At the very moment the cartridge based gaming of systems like the SNES, Megadrive and Jaguar gave way to the CD based media of the Dreamcast, Playstation and Xbox, gaming died just a little bit. Actually, that’s a lie – it didn’t die at all, but it did lose a little of its luster. A bit of shine here, a little sparkle there, the modern age of CD/DVD based gaming media has none of the win-factor of its plastic encased predecessors.
The cart was something mysterious, magical.
Every console from the pre CD era had a different take on a gaming cartridge. The Nintendo 64 had its weighty nuggets of plastic, the Atari Jaguar had its quaint carts with little handles on top and the Sega Master system had miniature VHS tapes. Carts had style, something CDs lack entirely. As a storage medium, CDs are so run-of-the mill, if they were a food they’d be porridge, if they were a sex position they’d be missionary. With clothes on.
In separate beds.

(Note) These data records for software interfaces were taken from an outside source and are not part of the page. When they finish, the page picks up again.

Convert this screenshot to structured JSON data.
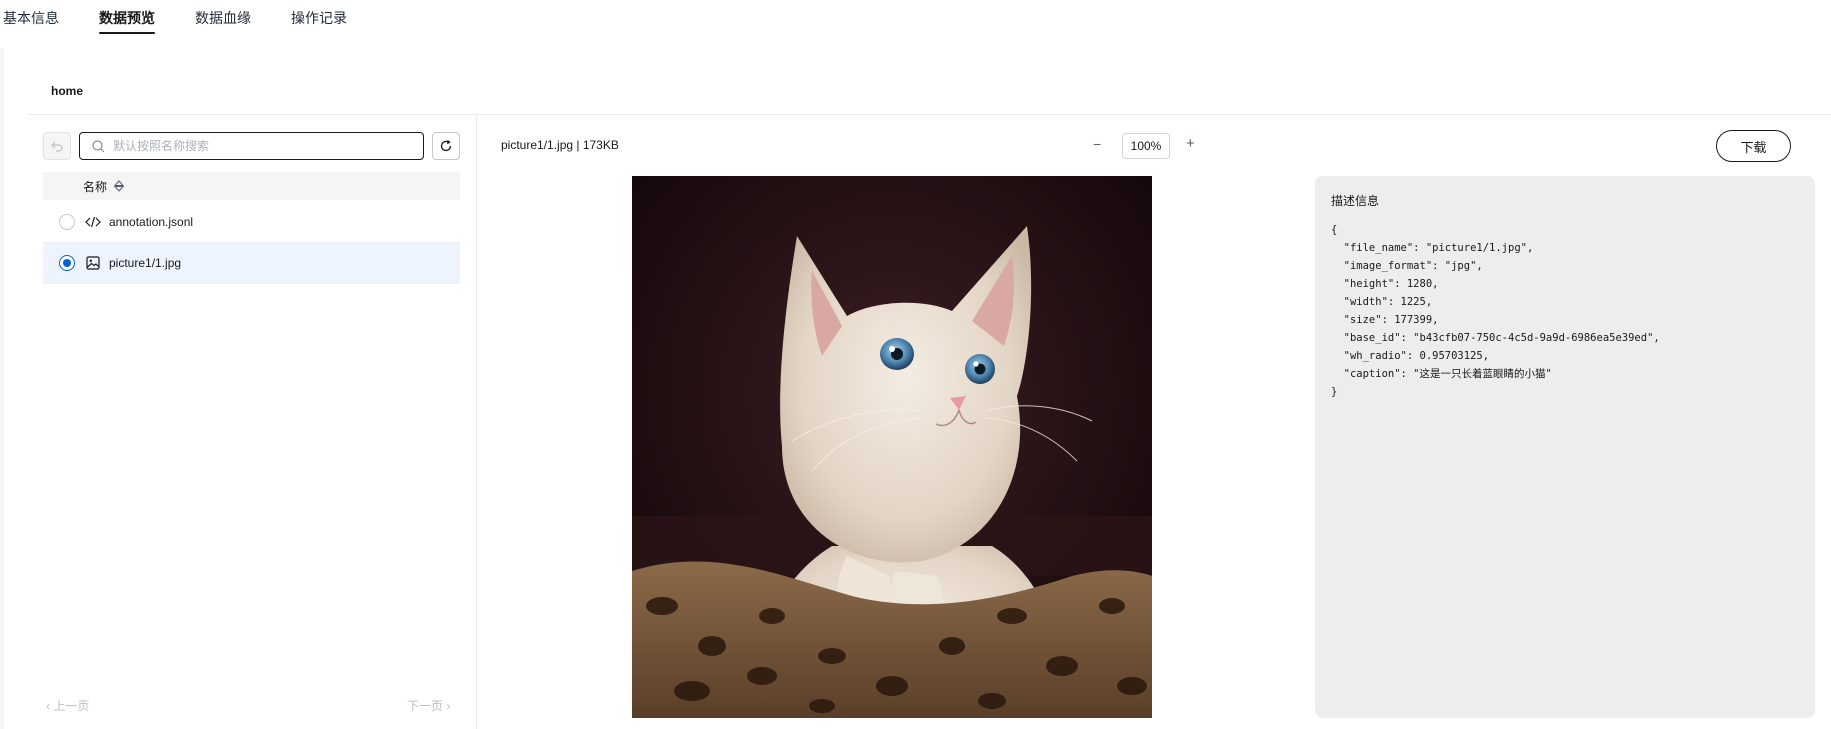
{
  "tabs": [
    {
      "label": "基本信息"
    },
    {
      "label": "数据预览"
    },
    {
      "label": "数据血缘"
    },
    {
      "label": "操作记录"
    }
  ],
  "breadcrumb": "home",
  "search": {
    "placeholder": "默认按照名称搜索"
  },
  "table": {
    "name_header": "名称"
  },
  "files": [
    {
      "name": "annotation.jsonl",
      "icon": "code-file-icon",
      "selected": false
    },
    {
      "name": "picture1/1.jpg",
      "icon": "image-file-icon",
      "selected": true
    }
  ],
  "pager": {
    "prev": "上一页",
    "next": "下一页"
  },
  "preview": {
    "file_info": "picture1/1.jpg | 173KB",
    "zoom": "100%",
    "download": "下载"
  },
  "description": {
    "title": "描述信息",
    "json": "{\n  \"file_name\": \"picture1/1.jpg\",\n  \"image_format\": \"jpg\",\n  \"height\": 1280,\n  \"width\": 1225,\n  \"size\": 177399,\n  \"base_id\": \"b43cfb07-750c-4c5d-9a9d-6986ea5e39ed\",\n  \"wh_radio\": 0.95703125,\n  \"caption\": \"这是一只长着蓝眼睛的小猫\"\n}"
  },
  "colors": {
    "accent": "#0062d9",
    "selected_row": "#eef4ff"
  }
}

A CD is just a sliver of polycarbonate. Nothing is hidden, nothing is intricate. They’re in your Xbox, they’re in your CD player, they’re in your PC DVD drive. Boring. With the cartridge, the plastic outer shell hides an entire civilization of chips and circuit pathways. When you buy a cart based game you feel as though at least a part of the inherent value of the game is actually contained in the storage medium. The software wasn’t just burnt to a disc, it was crafted – assembled – into a cartridge, a self-contained motherboard of gaming bliss.
The cart is dead. Long live the cart.